**Activity:** From the data below, return each line in which the string "Gangele" is found.

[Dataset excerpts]
- Opening Delimiter -
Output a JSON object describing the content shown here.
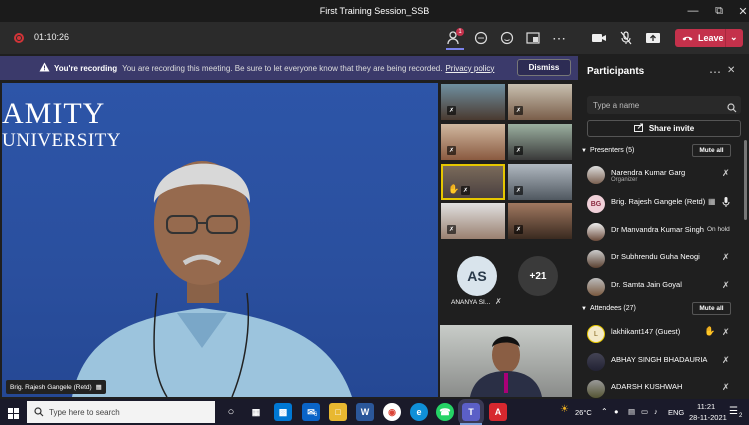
{
  "window": {
    "title": "First Training Session_SSB"
  },
  "toolbar": {
    "timer": "01:10:26",
    "participants_badge": "1",
    "leave_label": "Leave"
  },
  "banner": {
    "heading": "You're recording",
    "message": "You are recording this meeting. Be sure to let everyone know that they are being recorded.",
    "link": "Privacy policy",
    "dismiss": "Dismiss"
  },
  "stage": {
    "logo_line1": "AMITY",
    "logo_line2": "UNIVERSITY",
    "speaker_name": "Brig. Rajesh Gangele (Retd)"
  },
  "gallery": {
    "avatar_initials": "AS",
    "avatar_name": "ANANYA SI...",
    "overflow_count": "+21"
  },
  "panel": {
    "title": "Participants",
    "search_placeholder": "Type a name",
    "share_invite": "Share invite",
    "presenters_label": "Presenters (5)",
    "attendees_label": "Attendees (27)",
    "mute_all": "Mute all",
    "presenters": [
      {
        "name": "Narendra Kumar Garg",
        "role": "Organizer"
      },
      {
        "name": "Brig. Rajesh Gangele (Retd)",
        "initials": "BG"
      },
      {
        "name": "Dr Manvandra Kumar Singh",
        "status": "On hold"
      },
      {
        "name": "Dr Subhrendu Guha Neogi"
      },
      {
        "name": "Dr. Samta Jain Goyal"
      }
    ],
    "attendees": [
      {
        "name": "lakhikant147 (Guest)",
        "initials": "L"
      },
      {
        "name": "ABHAY SINGH BHADAURIA"
      },
      {
        "name": "ADARSH KUSHWAH"
      }
    ]
  },
  "taskbar": {
    "search_placeholder": "Type here to search",
    "mail_badge": "6",
    "temperature": "26°C",
    "language": "ENG",
    "time": "11:21",
    "date": "28-11-2021",
    "notif_count": "2"
  }
}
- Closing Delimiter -
**Solution below:**
    "speaker_name": "Brig. Rajesh Gangele (Retd)"
        "name": "Brig. Rajesh Gangele (Retd)",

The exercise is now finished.